How Much Health Insurance is Enough for a Small Business?
When you’re a small business, after salaries, health insurance is often one of the most expensive expenditures that you have to make.
It’s hard to calculate how much health insurance is enough. Each business is different. If you took a manufacturing company and a software company with the exact same amount of revenue, you may find that the manufacturing company has more employees or more health hazards, making health insurance a greater percentage of total revenue.
Therefore, the best way to determine how much health insurance is enough is to ask three questions.
1. What Are Your Demographics?
“The Affordable Health Care Act depends on Americans aged 18 to 34 signing up to offset the cost of older enrollees,” wrote Alyson Krueger in Forbes.
The same can be said for your company. What are the demographics? If it is comprised of people in their early- to mid-20s, they may not need to to all that much. Or they may be satisfied with access to a high-deductible plan because they believe they won’t need to use it often.
However, if your company is comprised of people with families or that are a little bit older, they may need access to some higher quality health insurance. Understanding your demographics is the first step in calculating how much insurance to offer.
2. What Do Your Competitors Offer?
Because of the high demand of software engineers in San Francisco, it’s common for companies to offer completely covered healthcare, even premiums and copays in some cases.
Get a simple guide to walk you through the process of creating a benefits package to fit your business.
High-quality benefits are a key way to differentiate yourself from competitors, or even stay on par with what they’re offering top talent.
How you answer question number three will shape your strategy when offering more than your competitors. If your competition looks to cover 65% of the premium, you can try to surpass that by 5%. This will give you a cutting edge when hiring.
3. What Can You Afford?
Knowing your demographics and competition mean little if you don’t have much of money available to pay for health insurance. For example, your competitor may be at a later stage in their company’s growth, so they can afford to pay more for health insurance.
Whatever the case, calculate what you can truly afford to cover for your employees. The Affordable Care Act mandates that employers of a certain size offer affordable health insurance; it doesn’t say that employers need to pay for all the health insurance.

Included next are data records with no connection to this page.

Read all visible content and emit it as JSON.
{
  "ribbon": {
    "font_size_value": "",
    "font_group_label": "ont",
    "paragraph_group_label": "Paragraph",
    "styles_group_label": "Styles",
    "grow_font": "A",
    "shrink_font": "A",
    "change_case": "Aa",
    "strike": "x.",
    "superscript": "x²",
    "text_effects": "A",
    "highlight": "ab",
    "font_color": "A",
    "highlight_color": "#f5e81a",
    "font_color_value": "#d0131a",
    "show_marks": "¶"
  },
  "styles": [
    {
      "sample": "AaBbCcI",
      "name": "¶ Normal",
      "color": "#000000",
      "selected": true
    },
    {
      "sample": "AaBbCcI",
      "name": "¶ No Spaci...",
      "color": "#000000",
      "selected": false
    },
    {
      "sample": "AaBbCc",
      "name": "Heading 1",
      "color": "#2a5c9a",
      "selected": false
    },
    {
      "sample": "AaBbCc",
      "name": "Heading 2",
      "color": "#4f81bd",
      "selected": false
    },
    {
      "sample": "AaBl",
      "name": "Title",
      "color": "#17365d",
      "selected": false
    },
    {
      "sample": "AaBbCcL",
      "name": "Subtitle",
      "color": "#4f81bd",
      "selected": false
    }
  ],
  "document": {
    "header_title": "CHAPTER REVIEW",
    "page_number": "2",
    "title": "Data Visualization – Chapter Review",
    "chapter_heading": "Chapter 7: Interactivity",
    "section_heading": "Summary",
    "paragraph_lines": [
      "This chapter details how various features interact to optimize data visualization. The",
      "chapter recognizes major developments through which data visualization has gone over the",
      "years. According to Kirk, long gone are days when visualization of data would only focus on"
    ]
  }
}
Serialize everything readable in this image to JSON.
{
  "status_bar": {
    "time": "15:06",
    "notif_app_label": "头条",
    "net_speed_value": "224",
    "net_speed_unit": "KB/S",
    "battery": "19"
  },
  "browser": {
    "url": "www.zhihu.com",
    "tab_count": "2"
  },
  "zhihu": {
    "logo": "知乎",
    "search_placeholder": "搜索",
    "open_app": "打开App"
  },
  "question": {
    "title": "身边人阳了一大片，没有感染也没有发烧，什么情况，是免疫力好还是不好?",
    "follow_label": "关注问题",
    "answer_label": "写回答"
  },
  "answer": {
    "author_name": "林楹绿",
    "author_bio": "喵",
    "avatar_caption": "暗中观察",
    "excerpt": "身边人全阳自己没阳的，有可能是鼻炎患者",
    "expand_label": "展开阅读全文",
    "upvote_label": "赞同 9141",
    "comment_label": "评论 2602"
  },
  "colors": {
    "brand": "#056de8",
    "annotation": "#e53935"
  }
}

If funds are tight, you may only be able to offer a high-deductible plan for your employees. One of the perks of a high-deductible plan is that the employees get to use a Health Savings Account, a pre-tax account used for health expenses. You could deposit some money into each employee’s HSA to make up for a less generous health insurance plan.
Even if you can’t afford a lot for insurance, you can access affordable, high-quality benefits packages. By using a PEO like Justworks, you get the buying power of a Fortune 500 company, even if you have less than 100 employees.
Justworks groups employees together, to give employers health insurance only large companies could usually afford. You can learn more about us here.
This material has been prepared for informational purposes only, and is not intended to provide, and should not be relied on for, legal or tax advice. If you have any legal or tax questions regarding this content or related issues, then you should consult with your professional legal or tax advisor.